EXERCISE REQUIREMENTS: Exactly the line that contains "Decode this image" and the lines following it to the end of the data are to be reproduced, and nothing more.

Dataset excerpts
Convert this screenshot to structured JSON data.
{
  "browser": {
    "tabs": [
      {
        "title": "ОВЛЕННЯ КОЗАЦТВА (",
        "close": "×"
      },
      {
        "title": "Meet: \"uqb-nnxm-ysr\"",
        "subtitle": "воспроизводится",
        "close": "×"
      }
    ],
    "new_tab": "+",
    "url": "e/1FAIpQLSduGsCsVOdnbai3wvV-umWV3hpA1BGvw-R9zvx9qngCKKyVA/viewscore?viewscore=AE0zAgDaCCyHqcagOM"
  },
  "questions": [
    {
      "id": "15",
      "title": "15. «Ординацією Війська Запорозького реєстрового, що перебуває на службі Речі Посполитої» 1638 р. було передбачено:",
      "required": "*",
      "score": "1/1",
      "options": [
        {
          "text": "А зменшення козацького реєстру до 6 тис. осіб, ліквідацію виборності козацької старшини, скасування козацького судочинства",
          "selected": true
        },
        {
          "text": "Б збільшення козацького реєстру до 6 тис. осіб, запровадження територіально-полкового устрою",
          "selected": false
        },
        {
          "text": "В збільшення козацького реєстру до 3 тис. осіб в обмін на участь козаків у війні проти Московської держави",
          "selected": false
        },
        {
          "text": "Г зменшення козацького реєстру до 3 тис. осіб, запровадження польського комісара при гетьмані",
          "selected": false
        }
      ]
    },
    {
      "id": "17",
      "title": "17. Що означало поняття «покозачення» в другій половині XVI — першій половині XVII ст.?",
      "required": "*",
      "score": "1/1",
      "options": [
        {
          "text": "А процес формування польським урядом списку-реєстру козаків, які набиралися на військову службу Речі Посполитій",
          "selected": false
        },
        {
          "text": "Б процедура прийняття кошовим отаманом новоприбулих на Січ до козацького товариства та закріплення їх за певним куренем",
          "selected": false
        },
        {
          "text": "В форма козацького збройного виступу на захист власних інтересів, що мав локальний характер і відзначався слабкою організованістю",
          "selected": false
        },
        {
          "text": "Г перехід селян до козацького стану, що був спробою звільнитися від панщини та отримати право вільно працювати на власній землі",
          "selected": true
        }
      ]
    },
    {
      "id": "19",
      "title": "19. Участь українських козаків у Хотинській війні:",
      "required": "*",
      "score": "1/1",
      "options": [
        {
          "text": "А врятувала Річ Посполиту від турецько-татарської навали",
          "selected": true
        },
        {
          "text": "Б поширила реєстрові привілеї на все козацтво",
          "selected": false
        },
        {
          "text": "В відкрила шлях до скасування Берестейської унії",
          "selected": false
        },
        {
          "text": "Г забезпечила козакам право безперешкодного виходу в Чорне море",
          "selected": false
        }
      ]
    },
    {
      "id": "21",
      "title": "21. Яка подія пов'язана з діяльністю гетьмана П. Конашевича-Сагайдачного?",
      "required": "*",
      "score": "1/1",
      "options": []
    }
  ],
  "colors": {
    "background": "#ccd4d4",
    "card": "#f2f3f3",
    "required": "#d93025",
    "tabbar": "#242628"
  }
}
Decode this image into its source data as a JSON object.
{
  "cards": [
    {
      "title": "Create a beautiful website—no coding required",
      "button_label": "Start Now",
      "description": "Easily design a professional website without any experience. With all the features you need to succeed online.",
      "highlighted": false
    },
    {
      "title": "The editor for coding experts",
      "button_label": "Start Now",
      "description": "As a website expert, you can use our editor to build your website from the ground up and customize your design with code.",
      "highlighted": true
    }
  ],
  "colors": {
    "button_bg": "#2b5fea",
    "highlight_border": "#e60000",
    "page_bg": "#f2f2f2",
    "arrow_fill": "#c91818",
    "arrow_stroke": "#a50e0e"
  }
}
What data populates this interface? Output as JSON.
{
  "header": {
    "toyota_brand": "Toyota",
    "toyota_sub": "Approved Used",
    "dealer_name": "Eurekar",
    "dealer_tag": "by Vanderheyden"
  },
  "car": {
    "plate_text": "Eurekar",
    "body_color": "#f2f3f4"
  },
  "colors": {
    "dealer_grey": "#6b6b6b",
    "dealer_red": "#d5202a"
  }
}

YOUR SOLUTION:
Decode this image into its source data as a JSON object.
{
  "cards": [
    {
      "title": "Create a beautiful website—no coding required",
      "button_label": "Start Now",
      "description": "Easily design a professional website without any experience. With all the features you need to succeed online.",
      "highlighted": false
    },
    {
      "title": "The editor for coding experts",
      "button_label": "Start Now",
      "description": "As a website expert, you can use our editor to build your website from the ground up and customize your design with code.",
      "highlighted": true
    }
  ],
  "colors": {
    "button_bg": "#2b5fea",
    "highlight_border": "#e60000",
    "page_bg": "#f2f2f2",
    "arrow_fill": "#c91818",
    "arrow_stroke": "#a50e0e"
  }
}
What data populates this interface? Output as JSON.
{
  "header": {
    "toyota_brand": "Toyota",
    "toyota_sub": "Approved Used",
    "dealer_name": "Eurekar",
    "dealer_tag": "by Vanderheyden"
  },
  "car": {
    "plate_text": "Eurekar",
    "body_color": "#f2f3f4"
  },
  "colors": {
    "dealer_grey": "#6b6b6b",
    "dealer_red": "#d5202a"
  }
}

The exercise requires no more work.